_PROBLEM TO SOLVE_.
Pull every line that holds the word "Staff" from the entries.
══ DATA SHOWN
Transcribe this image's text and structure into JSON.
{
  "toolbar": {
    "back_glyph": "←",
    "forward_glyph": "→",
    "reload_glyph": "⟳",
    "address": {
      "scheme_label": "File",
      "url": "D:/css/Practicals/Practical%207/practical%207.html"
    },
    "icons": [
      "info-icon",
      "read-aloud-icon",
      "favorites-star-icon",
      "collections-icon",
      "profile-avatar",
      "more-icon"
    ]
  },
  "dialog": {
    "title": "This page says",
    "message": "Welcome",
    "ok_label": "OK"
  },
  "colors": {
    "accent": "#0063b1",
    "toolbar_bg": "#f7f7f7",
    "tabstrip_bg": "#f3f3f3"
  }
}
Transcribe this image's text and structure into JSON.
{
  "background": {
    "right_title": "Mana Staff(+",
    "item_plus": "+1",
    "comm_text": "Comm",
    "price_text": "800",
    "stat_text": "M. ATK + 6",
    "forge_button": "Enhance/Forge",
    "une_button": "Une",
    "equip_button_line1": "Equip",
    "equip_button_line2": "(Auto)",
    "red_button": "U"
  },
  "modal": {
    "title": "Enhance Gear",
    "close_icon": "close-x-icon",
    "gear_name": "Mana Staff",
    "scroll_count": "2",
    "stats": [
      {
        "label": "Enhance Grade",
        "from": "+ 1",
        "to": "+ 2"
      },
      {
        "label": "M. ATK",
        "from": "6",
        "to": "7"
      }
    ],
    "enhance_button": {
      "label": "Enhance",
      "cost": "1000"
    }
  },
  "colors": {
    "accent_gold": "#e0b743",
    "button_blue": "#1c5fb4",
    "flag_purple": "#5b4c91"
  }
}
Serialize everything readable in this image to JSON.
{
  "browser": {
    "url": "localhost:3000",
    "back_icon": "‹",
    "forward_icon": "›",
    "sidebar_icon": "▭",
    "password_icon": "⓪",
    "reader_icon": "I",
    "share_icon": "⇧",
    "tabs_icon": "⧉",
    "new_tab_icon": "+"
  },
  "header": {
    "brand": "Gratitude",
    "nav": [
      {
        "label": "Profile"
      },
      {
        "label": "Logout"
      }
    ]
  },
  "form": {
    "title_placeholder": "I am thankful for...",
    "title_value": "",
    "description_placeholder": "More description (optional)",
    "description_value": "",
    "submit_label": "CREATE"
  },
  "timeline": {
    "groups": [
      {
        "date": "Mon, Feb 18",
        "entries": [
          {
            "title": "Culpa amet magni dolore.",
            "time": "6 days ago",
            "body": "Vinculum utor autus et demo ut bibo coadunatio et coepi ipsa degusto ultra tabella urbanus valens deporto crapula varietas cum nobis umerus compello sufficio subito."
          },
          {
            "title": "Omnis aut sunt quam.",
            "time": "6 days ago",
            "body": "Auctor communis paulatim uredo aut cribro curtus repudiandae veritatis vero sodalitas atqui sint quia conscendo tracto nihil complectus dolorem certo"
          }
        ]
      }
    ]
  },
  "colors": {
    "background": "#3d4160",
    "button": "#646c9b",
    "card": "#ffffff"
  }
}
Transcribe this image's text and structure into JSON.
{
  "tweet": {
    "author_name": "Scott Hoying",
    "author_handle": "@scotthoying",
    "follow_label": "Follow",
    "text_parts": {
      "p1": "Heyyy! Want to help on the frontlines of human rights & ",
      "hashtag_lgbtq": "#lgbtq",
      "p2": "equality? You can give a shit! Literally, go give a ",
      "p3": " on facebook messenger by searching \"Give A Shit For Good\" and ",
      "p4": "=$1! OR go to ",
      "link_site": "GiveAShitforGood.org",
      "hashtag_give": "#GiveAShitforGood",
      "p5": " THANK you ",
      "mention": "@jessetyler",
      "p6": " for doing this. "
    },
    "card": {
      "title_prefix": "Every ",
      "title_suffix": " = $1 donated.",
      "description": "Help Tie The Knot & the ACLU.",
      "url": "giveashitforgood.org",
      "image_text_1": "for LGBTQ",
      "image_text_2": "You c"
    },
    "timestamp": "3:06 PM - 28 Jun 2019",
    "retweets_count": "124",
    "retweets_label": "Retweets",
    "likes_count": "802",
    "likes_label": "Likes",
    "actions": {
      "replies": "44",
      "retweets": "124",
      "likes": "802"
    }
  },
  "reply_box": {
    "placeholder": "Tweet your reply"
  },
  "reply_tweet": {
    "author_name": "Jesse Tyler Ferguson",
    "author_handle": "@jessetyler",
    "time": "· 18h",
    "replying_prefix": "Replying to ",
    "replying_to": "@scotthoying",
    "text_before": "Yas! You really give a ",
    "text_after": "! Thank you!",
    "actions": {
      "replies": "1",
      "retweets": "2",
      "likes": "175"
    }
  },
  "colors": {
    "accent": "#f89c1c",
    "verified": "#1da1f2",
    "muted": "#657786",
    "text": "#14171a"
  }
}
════
_FINISHED TASK_.
    "right_title": "Mana Staff(+",
    "gear_name": "Mana Staff",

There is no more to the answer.